Going one further than 4K, the Retina iMac’s 5K display features a pixel-resolution of 5,120 x 2,800, which lends it more than 14.7 million pixels – four times that of the non-retina 27-inch iMac.
But instead of running at its native resolution, which would render elements on the desktop uncomfortably tiny to use, the new iMac uses the same pixel-doubling scaling as Apple’s Retina smartphones, tablets and notebooks to make icons, text and Retina-coded apps appear incredibly sharp and detailed.
Going from an iPhone 3GS to an iPhone 4 (and an iPad 2 to an iPad 3) in the past, I’ve become accustomed to the leap in clarity that upgrading to one of Apple’s Retina devices brings – but the new iMac is on another level.
…At 217ppi, it’s technically short of the MacBook Pro with Retina’s 228ppi, but its larger display means that you can do more – whether it’s editing high-resolution images without having to zoom out, or editing 4K movies at 100% in Final Cut Pro X with the timeline in full view.
…Starting at £1,999 (US$2,499 or AUS$2,999), the new iMac can’t be had with loose change and Apple is pitching the machine at multimedia types who actually need all those pixels – from videographers to image editors – in addition to regular computer users with deep pockets.
The base model gets you a 3.5GHz (Turbo Boost to 3.9GHz) quad-core Intel Core i5 Haswell CPU, 8GB of RAM, a 1TB Fusion Drive and AMD Radeon R9 M290X 2GB graphics.
…It’s worth bearing in mind that Apple’s recent OS X 10.10.3 Yosemite update means that Late 2013 27-inch iMac and later can now drive a 4K display, which can now be had for under £300 (around US$448, or AUS$575). That means that you can pick up the latest non-Retina 27-inch iMac – still an attractive machine in itself – and a 4K display as a secondary monitor for less than the cost of a Retina iMac.

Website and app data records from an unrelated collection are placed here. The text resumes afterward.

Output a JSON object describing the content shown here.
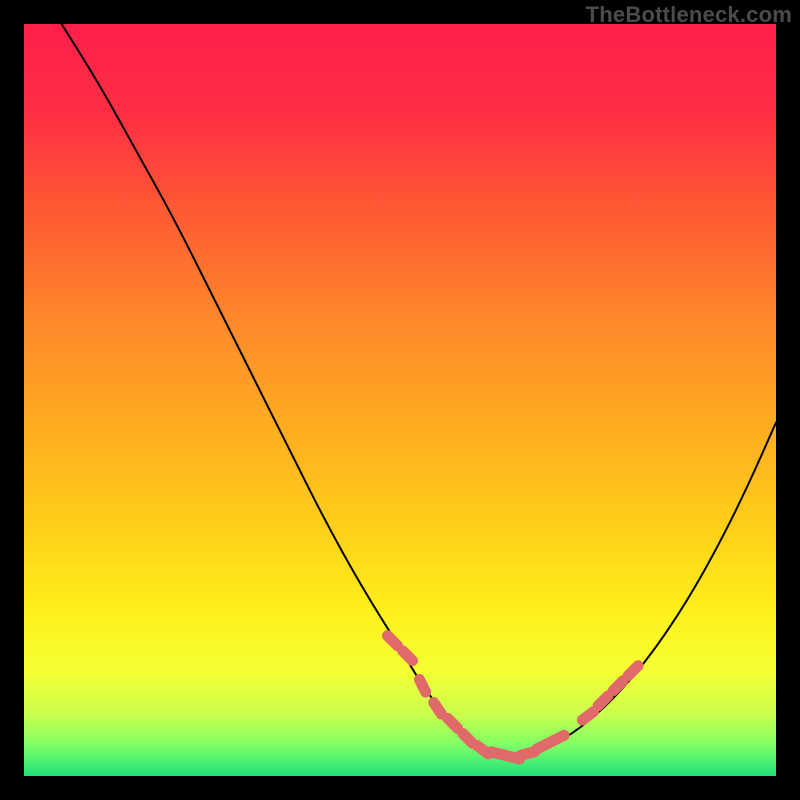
{
  "watermark": "TheBottleneck.com",
  "chart_data": {
    "type": "line",
    "title": "",
    "xlabel": "",
    "ylabel": "",
    "xlim": [
      0,
      100
    ],
    "ylim": [
      0,
      100
    ],
    "grid": false,
    "legend": false,
    "curve": {
      "name": "bottleneck-curve",
      "color": "#000000",
      "x": [
        5,
        10,
        15,
        20,
        25,
        30,
        35,
        40,
        45,
        50,
        53,
        56,
        59,
        62,
        65,
        68,
        72,
        76,
        80,
        84,
        88,
        92,
        96,
        100
      ],
      "y": [
        100,
        92,
        83,
        74,
        64,
        54,
        44,
        34,
        25,
        17,
        12,
        8,
        5,
        3,
        2.5,
        3,
        5,
        8,
        12,
        17,
        23,
        30,
        38,
        47
      ]
    },
    "markers": {
      "name": "highlighted-points",
      "color": "#e06a6a",
      "x": [
        49,
        51,
        53,
        55,
        57,
        59,
        61,
        63,
        65,
        67,
        69,
        71,
        75,
        77,
        79,
        81
      ],
      "y": [
        18,
        16,
        12,
        9,
        7,
        5,
        3.5,
        3,
        2.5,
        3,
        4,
        5,
        8,
        10,
        12,
        14
      ]
    },
    "background_gradient": {
      "stops": [
        {
          "offset": 0.0,
          "color": "#ff1f4b"
        },
        {
          "offset": 0.12,
          "color": "#ff2e44"
        },
        {
          "offset": 0.25,
          "color": "#ff5a33"
        },
        {
          "offset": 0.4,
          "color": "#ff8a2a"
        },
        {
          "offset": 0.55,
          "color": "#ffb01f"
        },
        {
          "offset": 0.68,
          "color": "#ffd21a"
        },
        {
          "offset": 0.78,
          "color": "#fff01a"
        },
        {
          "offset": 0.86,
          "color": "#f5ff33"
        },
        {
          "offset": 0.92,
          "color": "#c7ff4d"
        },
        {
          "offset": 0.96,
          "color": "#7bff66"
        },
        {
          "offset": 1.0,
          "color": "#1fe07a"
        }
      ]
    }
  }
}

…Moreover, that monitor is only currently supported by the Retina 5K iMac (which you’re trying to avoid) or the Late 2013 Mac Pro, which at a base cost of £2,499 (US$2,999 or AUS$3,999) is even less affordable than the Retina iMac itself.
…iFixit rated the Retina iMac 5 out of 10 for its upgrdability difficulty (with 10 being the easiest to repair), noting the trickiness of prising the display’s glass and LCD apart (they are now sealed together rather than held together by magnets), and the need to apply fresh double-sided sticky tape to reseal the iMac into its original condition once finished.